The University of South Alabama (USA), located along the Gulf Coast in Mobile, Alabama, has an enrollment of more than 16,000 undergraduate and graduate students in nine colleges and schools, eight of which use Class Climate® for their student evaluations of teaching. Class Climate is managed through the Office of Institutional Effectiveness (OIE).

The Challenge

Before implementing Class Climate in Fall 2011, each college and school in the university had its own survey instrument. Evaluations were administered using different systems: some used paper Scantron forms while others collected survey data via eCollege, their Learning Management System (LMS), or other survey software.

The result was a disjointed process that did not provide an opportunity for faculty, chairs, and deans to examine the results of student evaluation of teaching longitudinally. The individual efforts did not support making comparisons across colleges and schools or modalities of instruction.

The university did not have a central repository for the results of student evaluations of teaching to allow easy access for annual evaluations, tenure, and promotion. In addition, many of the courses offered at USA are team-taught, which presented tremendous challenges for administration and reporting purposes.

Enter Scantron Class Climate, a hosted or local-install centralized course evaluation solution.

The Solution

Starting in Fall 2011, four colleges implemented Class Climate for student evaluations of teaching, and the remaining five colleges began using Class Climate the following spring semester.

In addition, the university uses Class Climate to conduct a series of other evaluations, including administrative, student, alumni, employer, and other accreditation-related surveys as well as to conduct student elections.

Departments administrating online surveys were very concerned about response rates. One of the benefits of Class Climate is that it offers a variety of methods for improving response rates. USA uses a variety of the tools offered by Class Climate to improve response rates, such as:

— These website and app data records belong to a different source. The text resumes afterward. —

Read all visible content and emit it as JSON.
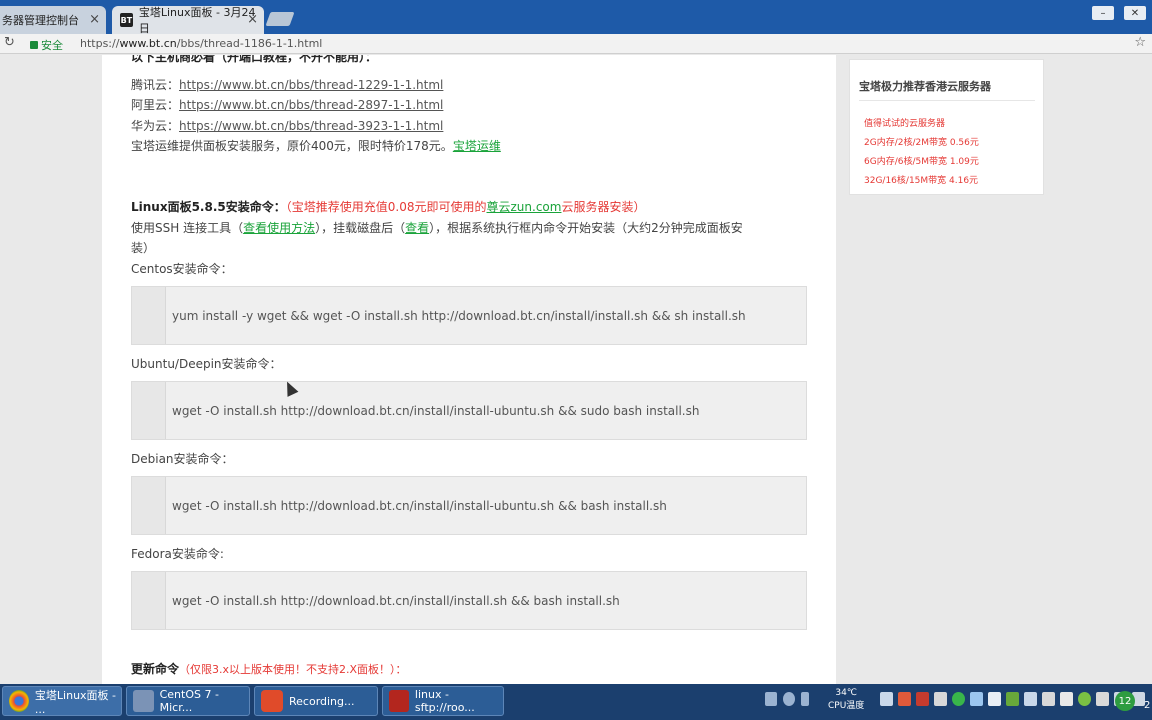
{
  "browser": {
    "tabs": [
      {
        "label": "务器管理控制台"
      },
      {
        "label": "宝塔Linux面板 - 3月24日"
      }
    ],
    "tab_badge": "BT",
    "tab_close": "×",
    "secure_label": "安全",
    "url_scheme": "https://",
    "url_host": "www.bt.cn",
    "url_path": "/bbs/thread-1186-1-1.html"
  },
  "page": {
    "cut_heading": "以下主机商必看（开端口教程，不开不能用）：",
    "cloud_lines": [
      {
        "label": "腾讯云：",
        "url": "https://www.bt.cn/bbs/thread-1229-1-1.html"
      },
      {
        "label": "阿里云：",
        "url": "https://www.bt.cn/bbs/thread-2897-1-1.html"
      },
      {
        "label": "华为云：",
        "url": "https://www.bt.cn/bbs/thread-3923-1-1.html"
      }
    ],
    "service_text": "宝塔运维提供面板安装服务，原价400元，限时特价178元。",
    "service_link": "宝塔运维",
    "install_heading": "Linux面板5.8.5安装命令：",
    "install_note_pre": "（宝塔推荐使用充值0.08元即可使用的",
    "install_note_link": "尊云zun.com",
    "install_note_post": "云服务器安装）",
    "ssh_pre": "使用SSH 连接工具（",
    "ssh_link1": "查看使用方法",
    "ssh_mid": "），挂载磁盘后（",
    "ssh_link2": "查看",
    "ssh_post": "），根据系统执行框内命令开始安装（大约2分钟完成面板安",
    "ssh_wrap": "装）",
    "sections": [
      {
        "label": "Centos安装命令：",
        "command": "yum install -y wget && wget -O install.sh http://download.bt.cn/install/install.sh && sh install.sh"
      },
      {
        "label": "Ubuntu/Deepin安装命令：",
        "command": "wget -O install.sh http://download.bt.cn/install/install-ubuntu.sh && sudo bash install.sh"
      },
      {
        "label": "Debian安装命令：",
        "command": "wget -O install.sh http://download.bt.cn/install/install-ubuntu.sh && bash install.sh"
      },
      {
        "label": "Fedora安装命令:",
        "command": "wget -O install.sh http://download.bt.cn/install/install.sh && bash install.sh"
      }
    ],
    "update_heading": "更新命令",
    "update_note": "（仅限3.x以上版本使用！不支持2.X面板！）：",
    "sidebar_title": "宝塔极力推荐香港云服务器",
    "sidebar_links": [
      "值得试试的云服务器",
      "2G内存/2核/2M带宽 0.56元",
      "6G内存/6核/5M带宽 1.09元",
      "32G/16核/15M带宽 4.16元"
    ]
  },
  "taskbar": {
    "items": [
      {
        "label": "宝塔Linux面板 - ..."
      },
      {
        "label": "CentOS 7 - Micr..."
      },
      {
        "label": "Recording..."
      },
      {
        "label": "linux - sftp://roo..."
      }
    ],
    "temp": "34℃",
    "temp_label": "CPU温度",
    "badge": "12",
    "edge": "2"
  },
  "colors": {
    "accent_red": "#e53935",
    "accent_green": "#1aa33a",
    "taskbar": "#1b3f6e"
  }
}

  • Participation tracking reporting
  • Certificates of participation
  • Weekly response rate reports to chairs
  • Automatic notifications to faculty from Class Climate regarding response rate
  • Integration of Class Climate software with Sakai, their LMS, for evaluation and survey announcements as well as direct connections to surveys

“Certificates of participation have been very popular among our faculty,” says Cecelia Martin, Director of Assessment and Institutional Effectiveness. “For example, the College of Nursing requires all students to upload the certificate as part of course requirements, while other faculty offer points for turning in the certificate.”

“Class Climate is flexible and efficient for meeting the survey and reporting needs of the institution. Class Climate’s numerous features promote meaningful data collection by increasing participation rates in all surveys, as evident from our student evaluation of teaching response rates. We are pleased with the system and its ease of use.”

Cecelia Martin, Director of Assessment and Institutional Effectiveness, University of South Alabama

The combined impact of these tools has been significant. In Spring 2012, the response rate was 34.7%. For Fall 2015, the response rate nearly doubled to 68.3%. Four of the eight colleges reported response rates of more than 70% and 12 departments obtained response rates of more than 80%.

As a result, the number of departments using online surveys rose from three in 2011 to 14 in 2016.

“We expect that the response rate will continue to improve,” Martin says, “At the beginning of the 2015–16 academic year, the Provost established an institutional target of 70% for student evaluations of teaching.”

Another benefit of Class Climate is its flexibility of administration. For example, in some programs students are required to have a laptop, so evaluations are administered electronically in class. Class Climate includes module surveys that simplify administration and reporting for team-taught courses, such as courses in the Colleges of Allied Health Professions and Nursing.

Class Climate also offers a variety of reporting options. For example, for candidate evaluations, the university creates sub-reports by respondent type. Chairs find trend-line reports helpful for faculty evaluations as they are able to compare individual instructor evaluations to the department overall.

USA has achieved acceptable response rates for online student evaluations of teaching using the various tools of the Class Climate solution. The OIE continues to promote the use of Class Climate features, such as participation tracking and certificates of completion, as strategies for improving response rates for student evaluations of teaching.

Scantron is proud to help the University of South Alabama transform their course evaluations.